The guys rambled on about how some people are tactile, others are visual and how we learn. On a previous occasion, the 3 guys discussed how dogs learn and how it’s possible to breed dogs not just for their appearance but also for their attributes (hunting skills or digging skills). Paul once asked a dog trainer how dogs are trained and got the reply that you don’t train the dog, you cultivate what it already has.

Glenn said Elon Musk <of Tesla> announced some new products. There are 2 different tractor trailers with a 500 mile range, recharge to 85% in 35 minutes or 100% in an hour and have a low drag coefficient. There’s also a roadster with a 600 mile range, accelerates 0 to 60 in 1.2 seconds and possibly an accessory to make it fly.

KVMR’s news director Paul Emery came into the studio. He was motivated by the question about our computers going away. He noted that neutron bombs can destroy silicon chips by inducing high currents in them. He’s heard that the highest levels of the US government have vacuum tube communication systems that don’t contain silicon chips. A neutron bomb may temporarily knock out a tube but it will return to a functional state. Alan said that a couple of decades ago a Soviet pilot defected with a fighter aircraft and it was discovered to have tube-based circuits.

Alan mentioned the Hyperloop, which is a container carrying passengers that rides in an evacuated tube to cut air resistance. Supposedly, it could travel as fast as a 747. It’s being tested now.

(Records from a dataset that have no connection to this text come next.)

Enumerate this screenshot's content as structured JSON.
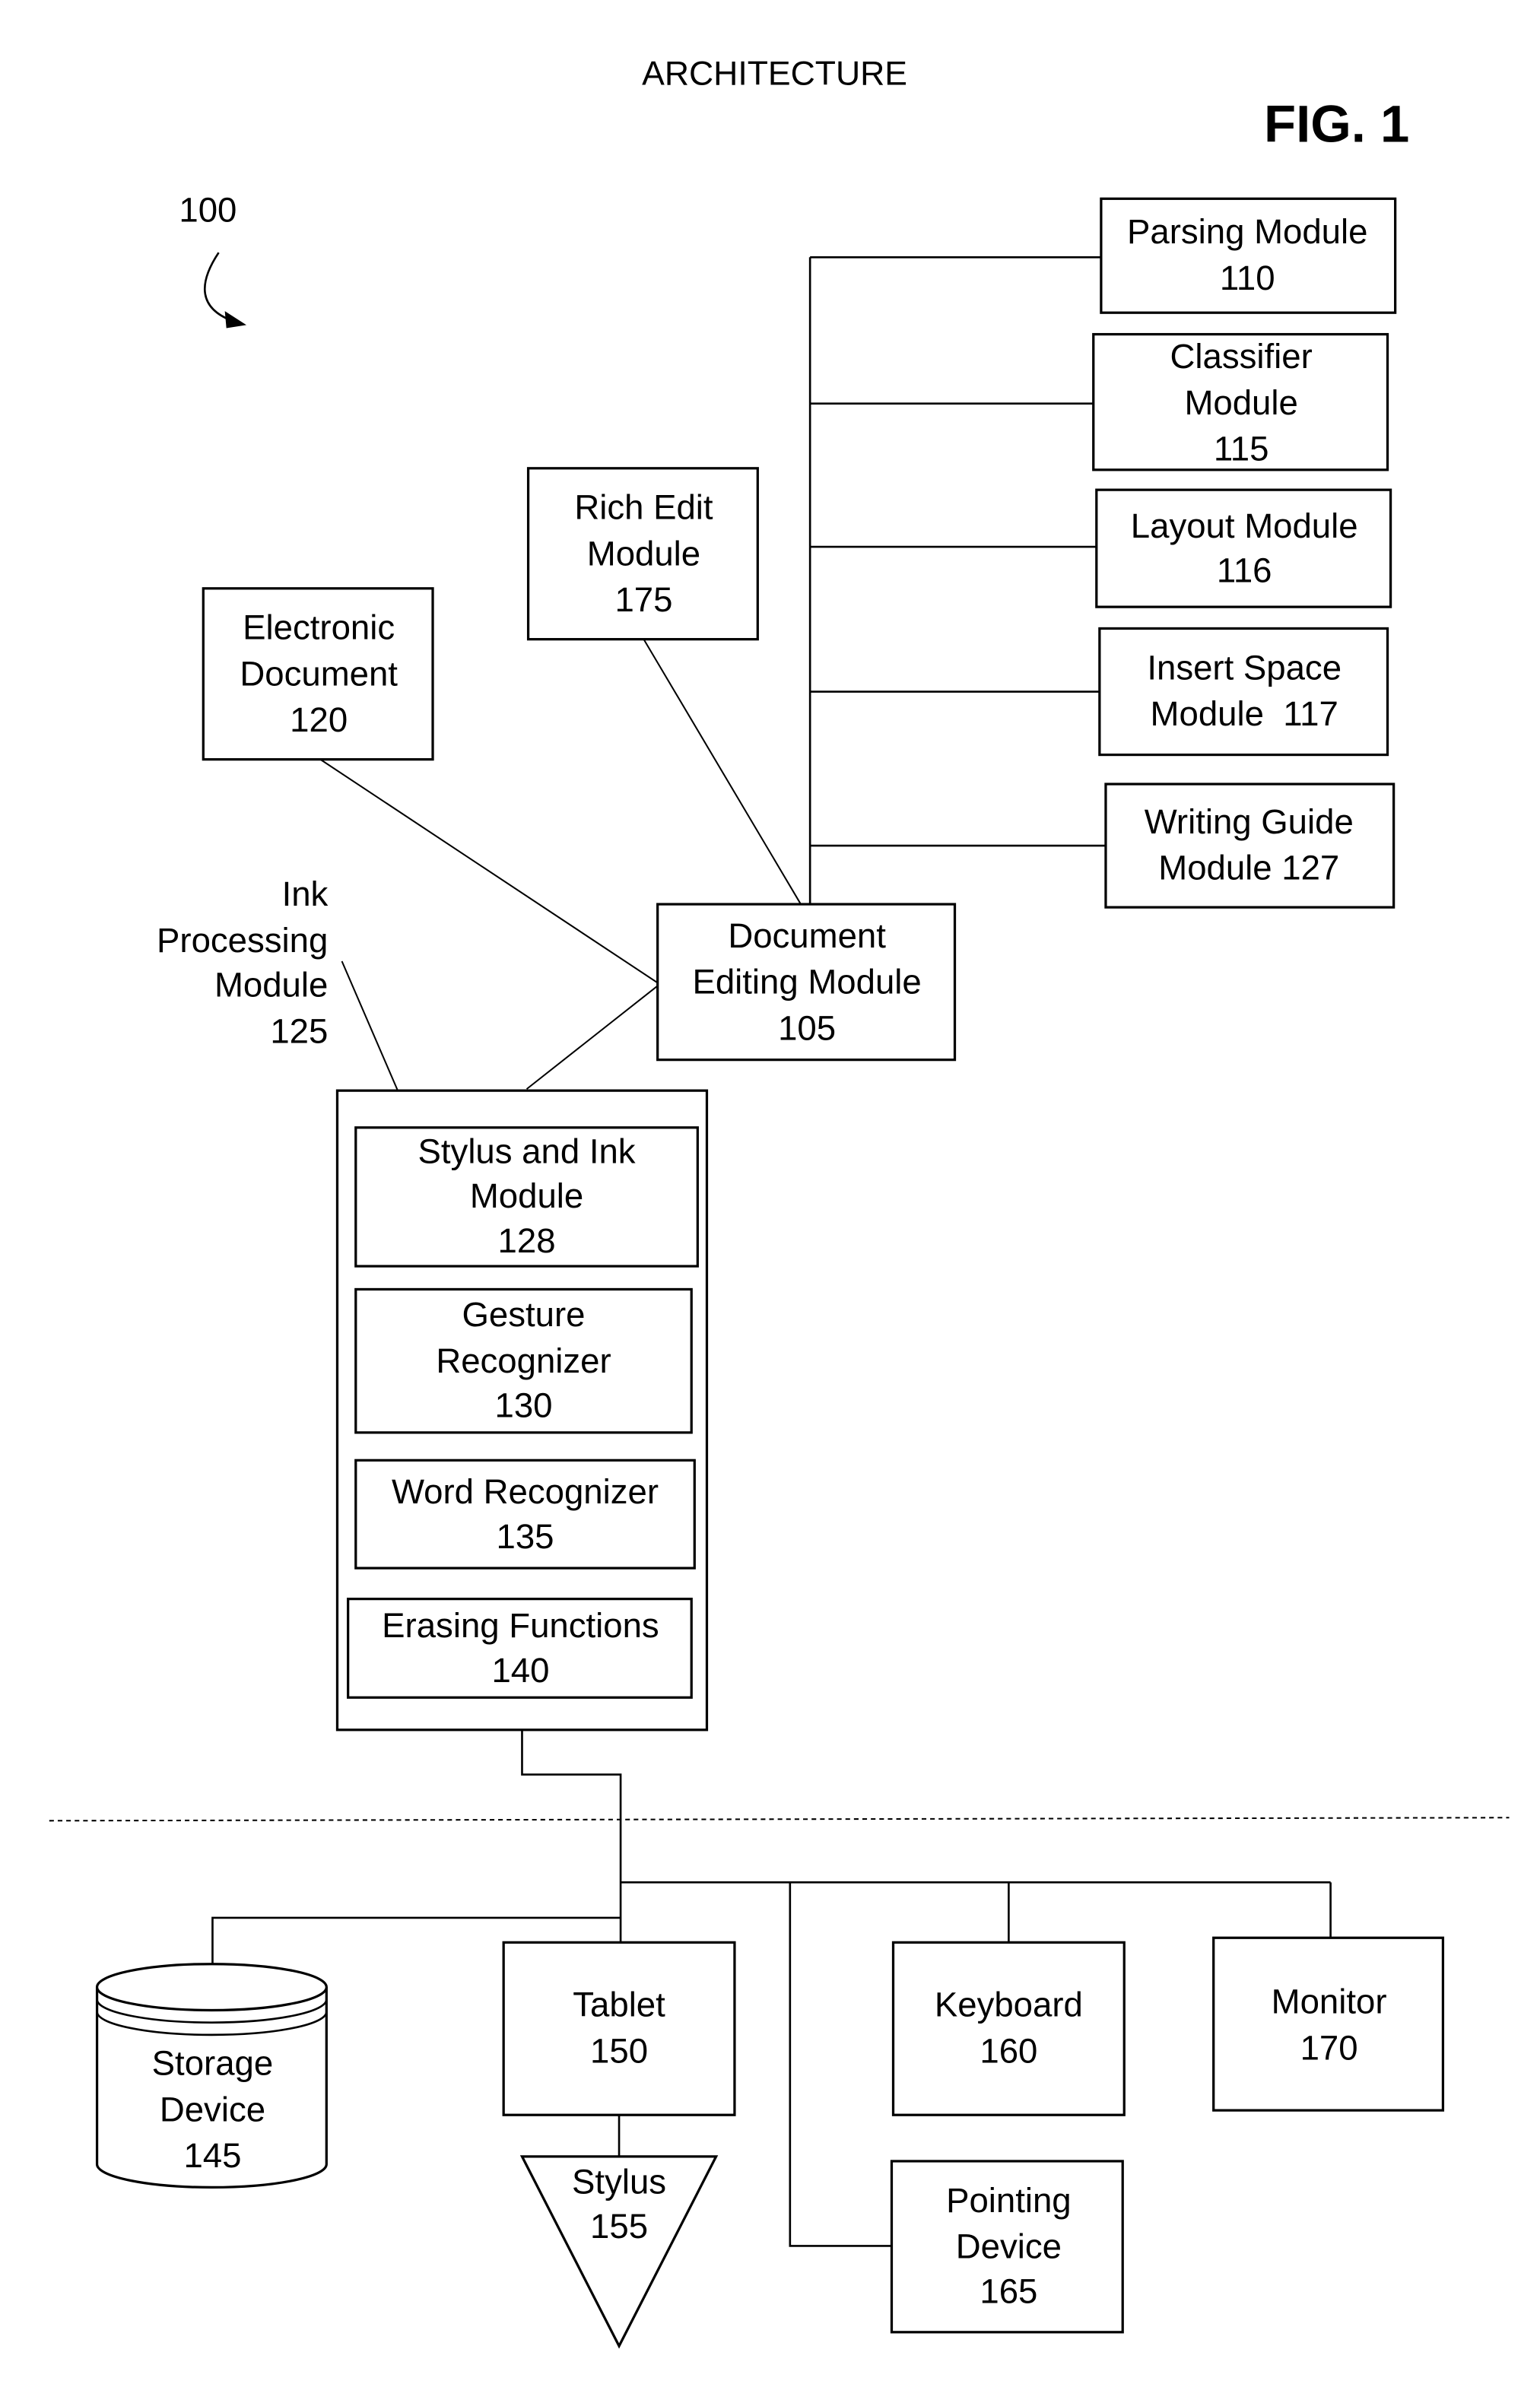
{
  "title": "ARCHITECTURE",
  "figure_label": "FIG. 1",
  "reference_number": "100",
  "colors": {
    "stroke": "#000000",
    "background": "#ffffff"
  },
  "nodes": {
    "parsing": {
      "lines": [
        "Parsing Module",
        "110"
      ]
    },
    "classifier": {
      "lines": [
        "Classifier",
        "Module",
        "115"
      ]
    },
    "layout": {
      "lines": [
        "Layout Module",
        "116"
      ]
    },
    "insert_space": {
      "lines": [
        "Insert Space",
        "Module  117"
      ]
    },
    "writing_guide": {
      "lines": [
        "Writing Guide",
        "Module 127"
      ]
    },
    "rich_edit": {
      "lines": [
        "Rich Edit",
        "Module",
        "175"
      ]
    },
    "electronic_document": {
      "lines": [
        "Electronic",
        "Document",
        "120"
      ]
    },
    "document_editing": {
      "lines": [
        "Document",
        "Editing Module",
        "105"
      ]
    },
    "ink_processing_label": {
      "lines": [
        "Ink",
        "Processing",
        "Module",
        "125"
      ]
    },
    "stylus_ink": {
      "lines": [
        "Stylus and Ink",
        "Module",
        "128"
      ]
    },
    "gesture": {
      "lines": [
        "Gesture",
        "Recognizer",
        "130"
      ]
    },
    "word": {
      "lines": [
        "Word Recognizer",
        "135"
      ]
    },
    "erasing": {
      "lines": [
        "Erasing Functions",
        "140"
      ]
    },
    "storage": {
      "lines": [
        "Storage",
        "Device",
        "145"
      ]
    },
    "tablet": {
      "lines": [
        "Tablet",
        "150"
      ]
    },
    "stylus": {
      "lines": [
        "Stylus",
        "155"
      ]
    },
    "keyboard": {
      "lines": [
        "Keyboard",
        "160"
      ]
    },
    "monitor": {
      "lines": [
        "Monitor",
        "170"
      ]
    },
    "pointing": {
      "lines": [
        "Pointing",
        "Device",
        "165"
      ]
    }
  }
}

On that note, it’s been calculated that a 747 with a full load of passengers while flying at a high altitude has mileage as good (miles per gallon) as a compact car with 1 person. Paul noted that if you double the speed at which a car goes, the air resistance quadruples.

Paul mentioned that energy of motion can be conserved and then used again. Years ago in Britain, trams (streetcars) going downhill would have their kinetic energy harvested and converted to electricity, which helps to slow it down. The electricity would then be used to power a tram going uphill. The conversion is not 100% efficient. Hybrid vehicles, like Glenn’s car, do something similar. When slowing down, they convert the energy of the braking process to charge the battery, giving it great mileage

Glenn invited listeners to write with their questions and comments to zen at kvmr dot org.

He also said that there will be no Flea Market tomorrow.

Last Updated 12:07 AM 11-23-2017